But forget science. The best reason to utilize olive oil-to dip bread in it, to drizzle it on almost anything that comes out of your kitchen-is that it’s delicious. The best varieties come from the hot, dry hillsides of Italy (especially Tuscany), Spain (Andalusia) and France (Provence). Your local supermarket should have a number of quality olive oils from these countries. Buy oils labeled “extra-virgin,” indicating that the oil is “first press” and low in acidity (meaning fresh and full of flavor). Look for Borges, the delicate, citrus-inflected Spanish oil, or the rustic, spicy Italian olive oils from Colavita and Filippo Berio.

Specialty shops and gourmet delis stock wide arrays of small-production oils from the Mediterranean as well as from up-and-coming regions of Australia and California. There are tons of small producers, each using different varieties of olives, grown under different climatic conditions. The flavor of high-end olive oil is as dependent as wine on climate and soil-and real connoisseurs taste oil with the same enthusiasm as oenophiles.

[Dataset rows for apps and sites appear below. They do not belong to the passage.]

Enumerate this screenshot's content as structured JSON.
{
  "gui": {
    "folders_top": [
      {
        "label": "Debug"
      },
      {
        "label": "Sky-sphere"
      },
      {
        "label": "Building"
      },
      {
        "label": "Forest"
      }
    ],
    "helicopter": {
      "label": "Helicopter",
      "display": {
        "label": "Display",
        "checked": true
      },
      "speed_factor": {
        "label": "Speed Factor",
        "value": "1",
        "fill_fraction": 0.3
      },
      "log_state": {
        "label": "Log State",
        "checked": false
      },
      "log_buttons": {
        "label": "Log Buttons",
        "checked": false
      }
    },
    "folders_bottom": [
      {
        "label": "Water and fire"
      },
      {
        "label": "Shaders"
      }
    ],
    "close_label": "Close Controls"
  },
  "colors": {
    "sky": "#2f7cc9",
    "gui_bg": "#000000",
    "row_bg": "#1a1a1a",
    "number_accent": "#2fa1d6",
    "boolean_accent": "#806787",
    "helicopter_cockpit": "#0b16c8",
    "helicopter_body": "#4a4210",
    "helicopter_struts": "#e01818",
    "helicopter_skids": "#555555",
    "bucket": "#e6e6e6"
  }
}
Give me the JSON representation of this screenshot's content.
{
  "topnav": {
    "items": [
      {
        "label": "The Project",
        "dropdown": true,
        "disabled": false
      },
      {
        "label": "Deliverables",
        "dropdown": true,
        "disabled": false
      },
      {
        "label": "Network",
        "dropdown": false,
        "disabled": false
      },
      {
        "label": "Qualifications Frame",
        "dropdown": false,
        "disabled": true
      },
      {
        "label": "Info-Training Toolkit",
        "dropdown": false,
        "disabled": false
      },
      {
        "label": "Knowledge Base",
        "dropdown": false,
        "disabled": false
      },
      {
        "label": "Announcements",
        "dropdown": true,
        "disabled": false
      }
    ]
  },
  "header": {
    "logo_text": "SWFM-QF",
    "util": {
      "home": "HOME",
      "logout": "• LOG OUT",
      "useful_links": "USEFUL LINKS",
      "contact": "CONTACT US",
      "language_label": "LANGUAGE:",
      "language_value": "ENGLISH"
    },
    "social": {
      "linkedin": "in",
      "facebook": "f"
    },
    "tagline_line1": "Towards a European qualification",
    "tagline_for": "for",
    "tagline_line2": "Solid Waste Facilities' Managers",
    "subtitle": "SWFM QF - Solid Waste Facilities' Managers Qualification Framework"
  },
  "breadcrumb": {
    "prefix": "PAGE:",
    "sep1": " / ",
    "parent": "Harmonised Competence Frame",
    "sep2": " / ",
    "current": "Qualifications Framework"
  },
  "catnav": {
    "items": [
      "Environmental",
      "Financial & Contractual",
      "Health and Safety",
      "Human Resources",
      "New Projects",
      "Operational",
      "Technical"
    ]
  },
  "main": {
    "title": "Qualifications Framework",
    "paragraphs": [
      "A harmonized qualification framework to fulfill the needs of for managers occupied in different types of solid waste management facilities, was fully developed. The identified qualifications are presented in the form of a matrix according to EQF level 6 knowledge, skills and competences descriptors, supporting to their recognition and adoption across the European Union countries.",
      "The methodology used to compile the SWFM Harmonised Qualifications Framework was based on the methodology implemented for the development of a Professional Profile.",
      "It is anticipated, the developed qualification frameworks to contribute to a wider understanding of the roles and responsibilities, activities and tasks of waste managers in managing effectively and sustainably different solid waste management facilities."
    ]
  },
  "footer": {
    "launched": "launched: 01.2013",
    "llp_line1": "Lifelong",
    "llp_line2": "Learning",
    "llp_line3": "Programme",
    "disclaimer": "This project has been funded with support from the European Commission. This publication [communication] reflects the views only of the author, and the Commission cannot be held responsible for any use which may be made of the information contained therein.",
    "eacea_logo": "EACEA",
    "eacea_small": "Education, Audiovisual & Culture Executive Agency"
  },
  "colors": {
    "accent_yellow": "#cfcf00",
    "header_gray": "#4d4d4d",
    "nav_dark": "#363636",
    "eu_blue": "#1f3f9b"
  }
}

To meet some truly oil-passionate people, head to Oliviers and Co., a specialty oil importer with outposts in major cities (none in ski country, so pack your own). Each year, Oliviers offers fresh “Grand Cru” oils from tiny artisan growers in Europe. Try the smooth and floral Aires del Coto from Andalusia, or the rich, peppery Moulin Fortune Arizzi from the mountains of Provence. These are fresh oils, imported within days of pressing, and shouldn’t be stored longer than six months. But don’t cook with them: Olive oil loses its flavor in the frying pan.


Try these:

>Gaeta An Italian olive well-known for its role in pizza and pasta sauce. Black, dry- or brine-cured, with a nice, meaty texture and slightly salty taste.

>Kalamata The Greek olive, almond-shaped and black-purple, deliciously fruity and tart.

>Manzanilla A green olive from Spain, aromatic and mild.

>Nyons A prized, bitter-tasting black olive, also from France, generally found dry-cured in salt.

>Picholine A green olive from France with a slightly bitter, nutty flavor.